◆ Task to carry out
Scan the entries below for the word "name", then copy each line that holds it.

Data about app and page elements
+---+

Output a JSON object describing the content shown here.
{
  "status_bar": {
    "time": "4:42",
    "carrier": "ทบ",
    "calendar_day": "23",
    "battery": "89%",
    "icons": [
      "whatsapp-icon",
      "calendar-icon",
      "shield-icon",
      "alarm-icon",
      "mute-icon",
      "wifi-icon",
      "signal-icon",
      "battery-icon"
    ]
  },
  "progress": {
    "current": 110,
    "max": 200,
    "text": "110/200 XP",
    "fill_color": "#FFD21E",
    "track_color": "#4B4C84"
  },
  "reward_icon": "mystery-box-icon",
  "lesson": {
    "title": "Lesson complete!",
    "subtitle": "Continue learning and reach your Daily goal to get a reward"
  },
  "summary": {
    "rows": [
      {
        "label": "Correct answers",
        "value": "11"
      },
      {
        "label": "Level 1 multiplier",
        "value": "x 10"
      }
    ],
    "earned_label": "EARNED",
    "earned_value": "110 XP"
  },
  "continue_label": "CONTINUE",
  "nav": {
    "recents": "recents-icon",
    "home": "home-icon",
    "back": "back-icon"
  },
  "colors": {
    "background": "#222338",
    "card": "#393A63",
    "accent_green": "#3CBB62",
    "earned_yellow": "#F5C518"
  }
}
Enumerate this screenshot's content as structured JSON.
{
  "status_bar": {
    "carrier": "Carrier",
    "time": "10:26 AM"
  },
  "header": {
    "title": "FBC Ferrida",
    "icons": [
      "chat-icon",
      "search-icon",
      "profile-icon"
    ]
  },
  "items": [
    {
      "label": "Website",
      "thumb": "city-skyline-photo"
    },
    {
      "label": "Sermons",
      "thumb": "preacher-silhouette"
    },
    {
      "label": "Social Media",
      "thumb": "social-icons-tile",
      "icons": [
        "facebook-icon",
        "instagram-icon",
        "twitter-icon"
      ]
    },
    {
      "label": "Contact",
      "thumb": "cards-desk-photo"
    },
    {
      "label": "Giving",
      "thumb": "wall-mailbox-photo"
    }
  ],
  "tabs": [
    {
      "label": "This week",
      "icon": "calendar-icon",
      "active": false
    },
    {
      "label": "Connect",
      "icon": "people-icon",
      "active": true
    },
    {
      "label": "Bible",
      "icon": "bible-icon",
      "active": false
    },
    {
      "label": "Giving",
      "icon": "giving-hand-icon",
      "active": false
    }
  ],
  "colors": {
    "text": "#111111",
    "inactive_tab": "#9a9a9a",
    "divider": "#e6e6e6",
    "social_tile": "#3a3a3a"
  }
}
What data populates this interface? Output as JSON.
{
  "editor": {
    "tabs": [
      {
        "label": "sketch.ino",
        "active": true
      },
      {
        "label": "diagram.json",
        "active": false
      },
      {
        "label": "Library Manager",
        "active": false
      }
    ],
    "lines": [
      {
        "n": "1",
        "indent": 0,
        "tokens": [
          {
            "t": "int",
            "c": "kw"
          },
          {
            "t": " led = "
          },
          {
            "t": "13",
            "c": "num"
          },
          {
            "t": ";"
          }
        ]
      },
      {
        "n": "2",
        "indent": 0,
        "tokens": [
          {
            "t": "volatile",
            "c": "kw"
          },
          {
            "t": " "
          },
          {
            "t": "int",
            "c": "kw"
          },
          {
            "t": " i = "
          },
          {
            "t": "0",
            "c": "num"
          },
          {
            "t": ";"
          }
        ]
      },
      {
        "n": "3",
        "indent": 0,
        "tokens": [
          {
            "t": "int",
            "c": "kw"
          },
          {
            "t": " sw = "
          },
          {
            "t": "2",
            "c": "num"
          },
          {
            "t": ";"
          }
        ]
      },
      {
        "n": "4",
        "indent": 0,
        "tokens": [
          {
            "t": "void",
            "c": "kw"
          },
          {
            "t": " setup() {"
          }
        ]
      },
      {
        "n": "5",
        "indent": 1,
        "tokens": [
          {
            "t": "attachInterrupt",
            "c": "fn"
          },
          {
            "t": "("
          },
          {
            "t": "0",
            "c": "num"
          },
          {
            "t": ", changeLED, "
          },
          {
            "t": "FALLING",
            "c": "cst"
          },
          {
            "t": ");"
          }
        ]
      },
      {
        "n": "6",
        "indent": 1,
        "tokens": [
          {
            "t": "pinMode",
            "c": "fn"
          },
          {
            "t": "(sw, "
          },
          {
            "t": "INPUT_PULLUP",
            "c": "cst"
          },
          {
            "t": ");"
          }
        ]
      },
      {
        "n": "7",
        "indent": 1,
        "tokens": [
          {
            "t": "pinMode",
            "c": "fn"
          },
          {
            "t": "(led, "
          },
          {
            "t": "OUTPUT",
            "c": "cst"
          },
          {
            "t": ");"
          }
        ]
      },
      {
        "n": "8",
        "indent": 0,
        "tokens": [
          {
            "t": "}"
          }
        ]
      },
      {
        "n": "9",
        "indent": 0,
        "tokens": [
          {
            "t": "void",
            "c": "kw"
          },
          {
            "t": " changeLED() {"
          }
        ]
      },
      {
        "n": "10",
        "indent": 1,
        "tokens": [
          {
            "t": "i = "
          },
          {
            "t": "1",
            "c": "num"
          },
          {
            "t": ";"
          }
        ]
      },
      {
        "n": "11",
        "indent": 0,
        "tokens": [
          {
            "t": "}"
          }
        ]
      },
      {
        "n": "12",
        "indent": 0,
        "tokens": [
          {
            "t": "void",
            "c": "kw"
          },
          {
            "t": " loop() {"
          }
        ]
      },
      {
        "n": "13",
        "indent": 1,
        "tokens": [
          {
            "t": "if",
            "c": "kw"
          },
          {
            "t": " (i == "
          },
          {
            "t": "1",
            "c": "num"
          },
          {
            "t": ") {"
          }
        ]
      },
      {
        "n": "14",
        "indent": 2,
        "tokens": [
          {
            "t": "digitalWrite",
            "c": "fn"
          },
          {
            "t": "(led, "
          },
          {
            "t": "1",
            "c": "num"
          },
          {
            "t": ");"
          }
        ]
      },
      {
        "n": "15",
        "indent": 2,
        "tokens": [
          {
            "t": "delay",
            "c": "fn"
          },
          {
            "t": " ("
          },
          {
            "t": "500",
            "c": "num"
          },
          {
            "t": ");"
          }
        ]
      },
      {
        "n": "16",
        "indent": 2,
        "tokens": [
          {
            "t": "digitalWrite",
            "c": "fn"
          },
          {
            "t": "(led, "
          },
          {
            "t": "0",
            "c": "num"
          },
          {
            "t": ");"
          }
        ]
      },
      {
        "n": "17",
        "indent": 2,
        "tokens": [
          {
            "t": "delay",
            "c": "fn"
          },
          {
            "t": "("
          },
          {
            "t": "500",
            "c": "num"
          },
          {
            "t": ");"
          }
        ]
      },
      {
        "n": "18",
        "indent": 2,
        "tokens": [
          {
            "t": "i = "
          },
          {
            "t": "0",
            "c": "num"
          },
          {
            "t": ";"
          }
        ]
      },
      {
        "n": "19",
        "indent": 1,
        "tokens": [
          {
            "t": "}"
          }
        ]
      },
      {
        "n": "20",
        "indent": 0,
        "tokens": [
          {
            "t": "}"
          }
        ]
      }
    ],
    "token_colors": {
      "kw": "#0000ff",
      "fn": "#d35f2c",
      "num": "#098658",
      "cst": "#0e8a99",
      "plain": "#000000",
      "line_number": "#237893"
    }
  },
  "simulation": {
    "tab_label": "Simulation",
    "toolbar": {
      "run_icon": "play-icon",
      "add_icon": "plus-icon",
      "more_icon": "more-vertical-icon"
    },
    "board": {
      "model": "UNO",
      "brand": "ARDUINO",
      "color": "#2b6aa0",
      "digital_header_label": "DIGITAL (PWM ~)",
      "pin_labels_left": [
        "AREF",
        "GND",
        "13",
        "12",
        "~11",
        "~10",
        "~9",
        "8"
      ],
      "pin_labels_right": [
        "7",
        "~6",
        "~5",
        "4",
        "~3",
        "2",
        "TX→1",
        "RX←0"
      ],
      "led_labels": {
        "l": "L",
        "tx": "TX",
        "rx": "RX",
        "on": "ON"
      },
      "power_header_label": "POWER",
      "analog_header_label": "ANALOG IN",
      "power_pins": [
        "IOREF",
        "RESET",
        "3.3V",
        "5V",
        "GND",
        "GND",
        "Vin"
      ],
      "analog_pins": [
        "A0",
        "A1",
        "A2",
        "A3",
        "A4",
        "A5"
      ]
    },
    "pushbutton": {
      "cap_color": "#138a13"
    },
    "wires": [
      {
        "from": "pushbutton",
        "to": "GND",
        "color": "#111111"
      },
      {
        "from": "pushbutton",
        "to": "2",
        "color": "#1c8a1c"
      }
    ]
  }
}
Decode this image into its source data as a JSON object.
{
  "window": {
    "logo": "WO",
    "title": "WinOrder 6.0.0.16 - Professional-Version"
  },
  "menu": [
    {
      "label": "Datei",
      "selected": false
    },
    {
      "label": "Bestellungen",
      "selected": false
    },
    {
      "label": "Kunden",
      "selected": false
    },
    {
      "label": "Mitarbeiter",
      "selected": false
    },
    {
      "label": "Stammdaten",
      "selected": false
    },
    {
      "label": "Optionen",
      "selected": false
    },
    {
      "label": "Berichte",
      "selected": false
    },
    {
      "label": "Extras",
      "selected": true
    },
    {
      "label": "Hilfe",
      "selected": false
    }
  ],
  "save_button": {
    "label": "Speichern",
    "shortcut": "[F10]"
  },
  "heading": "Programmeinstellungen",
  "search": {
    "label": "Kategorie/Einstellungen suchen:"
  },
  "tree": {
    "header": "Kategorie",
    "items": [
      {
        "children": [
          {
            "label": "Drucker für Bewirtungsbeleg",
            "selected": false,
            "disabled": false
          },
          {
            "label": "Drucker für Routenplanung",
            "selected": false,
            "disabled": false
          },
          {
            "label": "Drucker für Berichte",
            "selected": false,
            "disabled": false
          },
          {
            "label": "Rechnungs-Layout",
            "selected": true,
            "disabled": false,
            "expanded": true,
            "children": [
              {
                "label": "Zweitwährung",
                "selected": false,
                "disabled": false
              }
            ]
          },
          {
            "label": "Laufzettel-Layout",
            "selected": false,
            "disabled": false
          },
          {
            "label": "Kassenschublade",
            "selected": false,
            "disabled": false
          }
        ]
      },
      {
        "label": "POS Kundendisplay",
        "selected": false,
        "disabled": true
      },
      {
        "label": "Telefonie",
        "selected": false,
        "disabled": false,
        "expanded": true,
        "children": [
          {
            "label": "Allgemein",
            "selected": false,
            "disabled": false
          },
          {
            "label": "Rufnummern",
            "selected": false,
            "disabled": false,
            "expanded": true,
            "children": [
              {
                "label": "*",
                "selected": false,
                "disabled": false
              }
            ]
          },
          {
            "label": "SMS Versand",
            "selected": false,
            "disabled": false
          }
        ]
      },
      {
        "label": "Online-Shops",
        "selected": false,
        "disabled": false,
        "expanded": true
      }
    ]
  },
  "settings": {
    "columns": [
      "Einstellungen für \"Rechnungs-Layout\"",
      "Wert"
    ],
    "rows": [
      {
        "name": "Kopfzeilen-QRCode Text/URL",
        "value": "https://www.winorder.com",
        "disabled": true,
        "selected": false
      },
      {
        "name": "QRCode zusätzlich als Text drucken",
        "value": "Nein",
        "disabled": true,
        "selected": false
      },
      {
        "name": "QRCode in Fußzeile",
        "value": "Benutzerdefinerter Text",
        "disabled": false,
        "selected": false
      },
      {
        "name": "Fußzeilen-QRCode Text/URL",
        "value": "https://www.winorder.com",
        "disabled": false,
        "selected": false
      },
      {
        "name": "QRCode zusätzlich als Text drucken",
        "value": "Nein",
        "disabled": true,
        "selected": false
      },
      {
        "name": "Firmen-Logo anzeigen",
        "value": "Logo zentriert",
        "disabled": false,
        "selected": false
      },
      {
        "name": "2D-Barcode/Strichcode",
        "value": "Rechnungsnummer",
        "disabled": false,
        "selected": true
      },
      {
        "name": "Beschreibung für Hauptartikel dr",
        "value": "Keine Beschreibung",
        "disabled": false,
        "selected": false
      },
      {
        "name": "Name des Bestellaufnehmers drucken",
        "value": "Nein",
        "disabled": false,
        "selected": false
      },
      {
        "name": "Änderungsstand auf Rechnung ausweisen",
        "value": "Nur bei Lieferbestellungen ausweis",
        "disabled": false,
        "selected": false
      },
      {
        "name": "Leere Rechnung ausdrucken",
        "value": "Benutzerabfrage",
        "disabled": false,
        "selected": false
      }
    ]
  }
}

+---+

◆ Response
        "name": "Kopfzeilen-QRCode Text/URL",
        "name": "QRCode zusätzlich als Text drucken",
        "name": "QRCode in Fußzeile",
        "name": "Fußzeilen-QRCode Text/URL",
        "name": "QRCode zusätzlich als Text drucken",
        "name": "Firmen-Logo anzeigen",
        "name": "2D-Barcode/Strichcode",
        "name": "Beschreibung für Hauptartikel dr",
        "name": "Name des Bestellaufnehmers drucken",
        "name": "Änderungsstand auf Rechnung ausweisen",
        "name": "Leere Rechnung ausdrucken",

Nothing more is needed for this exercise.